Now don’t get me wrong, having PKD is no picnic! I have to go through a treatment that I really don’t like twice a day. I sometimes hide so that mommy can’t find me. But she gets through it as fast as she can, and I get extra kisses when I’m finished! I know mommy doesn’t like doing this to me either, but I know she does it to make me feel better. I’m still here because of her and I cherish every day I have with her and Ludo (my brudder)!


My favorite time of day is when we snuggle in the mornings. We could snuggle for hours! I find myself so happy that I make lots of biscuits on mommy.  My favorite thing about mommy is how affectionate and caring she is. She always gives me kisses hello & goodbye (she knows how much I love kisses) and is always giving me an extra pat to make sure I know how much she loves me. I don’t know what I’d do or where I’d be without her…she’s the best!


Meow you know our story. I hope you vote my mommy the best in the whole wide world!


Meow & Kisses,

Olly Granger



Have your cat write us IN HIS OR HER OWN WORDS why he or she has the BEST Kitty Mom. Email is to us at The best story about the best Kitty Mom will get a mani/pedi courtesy of The Cat Practice at an Earth Savers salon of your choice. So, get your kitty to write us now and tell us why YOU ARE THE BEST KITTY MOM. The contest ends May 4th and the winners will be announced for Mother’s Day. All the entries will be visible on our Facebook page and the winning essay will be presented on our website and Facebook. We can’t wait to hear your stories!

Endymeow 2015 Winners on WWLTV

The 2015 Endymeow Bal Masque will be held on Friday, January 30, from 7-9 p.m. at The Cat Practice Veterinary hospital, 809 Magazine Street, in the Lower Garden District. You can learn more about Endymeow at the hospital’s Facebook page visit:

 Check out our previous pics from 2014
endymeow 2015
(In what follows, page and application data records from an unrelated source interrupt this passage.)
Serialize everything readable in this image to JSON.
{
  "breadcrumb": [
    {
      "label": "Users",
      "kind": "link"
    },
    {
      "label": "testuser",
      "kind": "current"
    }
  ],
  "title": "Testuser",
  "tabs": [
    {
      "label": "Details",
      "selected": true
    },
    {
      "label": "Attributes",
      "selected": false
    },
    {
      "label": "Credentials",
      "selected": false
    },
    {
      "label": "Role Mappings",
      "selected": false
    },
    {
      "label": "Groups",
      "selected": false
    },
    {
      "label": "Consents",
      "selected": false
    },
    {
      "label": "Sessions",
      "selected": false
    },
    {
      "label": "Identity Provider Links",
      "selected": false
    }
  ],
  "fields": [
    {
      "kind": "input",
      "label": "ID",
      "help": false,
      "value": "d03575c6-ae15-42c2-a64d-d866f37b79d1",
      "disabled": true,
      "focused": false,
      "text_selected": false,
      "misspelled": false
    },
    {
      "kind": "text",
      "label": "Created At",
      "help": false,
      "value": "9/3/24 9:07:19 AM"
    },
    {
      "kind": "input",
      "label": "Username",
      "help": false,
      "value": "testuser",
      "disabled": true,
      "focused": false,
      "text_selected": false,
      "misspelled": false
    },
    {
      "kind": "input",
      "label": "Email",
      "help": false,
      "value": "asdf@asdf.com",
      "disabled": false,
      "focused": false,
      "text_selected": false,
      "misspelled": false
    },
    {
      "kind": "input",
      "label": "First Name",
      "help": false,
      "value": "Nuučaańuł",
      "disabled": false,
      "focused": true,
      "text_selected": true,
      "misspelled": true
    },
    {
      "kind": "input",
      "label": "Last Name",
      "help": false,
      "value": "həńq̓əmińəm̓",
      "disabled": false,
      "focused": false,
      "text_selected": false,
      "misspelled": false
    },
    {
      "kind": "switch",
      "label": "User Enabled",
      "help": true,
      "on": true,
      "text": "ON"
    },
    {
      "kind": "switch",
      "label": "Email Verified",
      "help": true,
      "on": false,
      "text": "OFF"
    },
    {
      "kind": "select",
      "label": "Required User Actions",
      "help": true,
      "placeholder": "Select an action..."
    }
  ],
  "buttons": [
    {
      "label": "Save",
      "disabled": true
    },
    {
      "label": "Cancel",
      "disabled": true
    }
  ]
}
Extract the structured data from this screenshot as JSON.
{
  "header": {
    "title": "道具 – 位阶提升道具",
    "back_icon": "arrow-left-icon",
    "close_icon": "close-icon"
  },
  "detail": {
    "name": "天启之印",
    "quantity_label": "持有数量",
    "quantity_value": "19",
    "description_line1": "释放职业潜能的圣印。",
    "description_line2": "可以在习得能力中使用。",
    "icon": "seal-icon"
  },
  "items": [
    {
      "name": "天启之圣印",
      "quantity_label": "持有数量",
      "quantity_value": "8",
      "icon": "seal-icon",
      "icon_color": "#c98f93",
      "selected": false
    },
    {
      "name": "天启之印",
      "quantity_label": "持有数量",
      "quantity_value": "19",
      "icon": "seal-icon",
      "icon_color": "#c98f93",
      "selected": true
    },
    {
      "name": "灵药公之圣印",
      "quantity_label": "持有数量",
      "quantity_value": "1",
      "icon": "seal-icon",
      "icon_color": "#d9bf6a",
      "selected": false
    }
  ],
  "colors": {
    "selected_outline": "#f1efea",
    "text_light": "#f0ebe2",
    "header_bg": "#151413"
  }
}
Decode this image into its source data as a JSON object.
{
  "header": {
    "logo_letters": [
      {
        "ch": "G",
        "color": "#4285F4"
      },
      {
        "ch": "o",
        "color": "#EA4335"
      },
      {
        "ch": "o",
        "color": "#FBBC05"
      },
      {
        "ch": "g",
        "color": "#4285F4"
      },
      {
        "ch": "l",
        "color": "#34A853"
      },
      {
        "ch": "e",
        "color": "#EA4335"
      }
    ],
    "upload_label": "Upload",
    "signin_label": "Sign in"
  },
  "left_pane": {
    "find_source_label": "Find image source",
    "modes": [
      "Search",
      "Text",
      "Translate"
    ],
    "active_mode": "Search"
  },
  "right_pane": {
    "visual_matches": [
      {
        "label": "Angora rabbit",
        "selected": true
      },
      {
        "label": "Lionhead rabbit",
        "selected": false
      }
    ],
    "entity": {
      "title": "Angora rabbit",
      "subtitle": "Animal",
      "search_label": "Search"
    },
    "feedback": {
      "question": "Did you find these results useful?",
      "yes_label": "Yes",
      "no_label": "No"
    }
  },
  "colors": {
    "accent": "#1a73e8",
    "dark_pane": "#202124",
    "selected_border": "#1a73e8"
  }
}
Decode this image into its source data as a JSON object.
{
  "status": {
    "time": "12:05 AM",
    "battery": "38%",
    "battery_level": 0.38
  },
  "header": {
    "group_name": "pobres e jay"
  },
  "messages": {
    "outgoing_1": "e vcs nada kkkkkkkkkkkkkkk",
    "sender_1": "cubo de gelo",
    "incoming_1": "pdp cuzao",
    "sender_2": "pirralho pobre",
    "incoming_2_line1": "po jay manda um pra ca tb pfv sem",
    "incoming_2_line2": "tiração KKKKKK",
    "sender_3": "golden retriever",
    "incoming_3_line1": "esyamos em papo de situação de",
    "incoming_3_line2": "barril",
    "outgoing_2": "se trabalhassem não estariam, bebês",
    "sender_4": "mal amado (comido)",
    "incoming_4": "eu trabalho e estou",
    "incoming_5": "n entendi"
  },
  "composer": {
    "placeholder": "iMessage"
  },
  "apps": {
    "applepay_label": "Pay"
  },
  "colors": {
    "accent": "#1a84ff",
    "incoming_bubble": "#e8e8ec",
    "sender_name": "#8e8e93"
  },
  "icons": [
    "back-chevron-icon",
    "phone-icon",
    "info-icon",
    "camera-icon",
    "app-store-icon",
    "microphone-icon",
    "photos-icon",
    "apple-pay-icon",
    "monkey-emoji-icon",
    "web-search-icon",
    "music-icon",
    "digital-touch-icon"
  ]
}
The Cat Practice

The Cat Practice is an award-winning facility, the best cat hospital in New Orleans and the only one dedicated to cats only, located in the historic Lower Garden District of New Orleans at 1809 Magazine Street. We are a full-service practice, providing both Western medicine and Chinese veterinary medicine. We incorporate the diagnostic and therapeutic modalities of any veterinary hospital…except we provide care just for cats! Visit: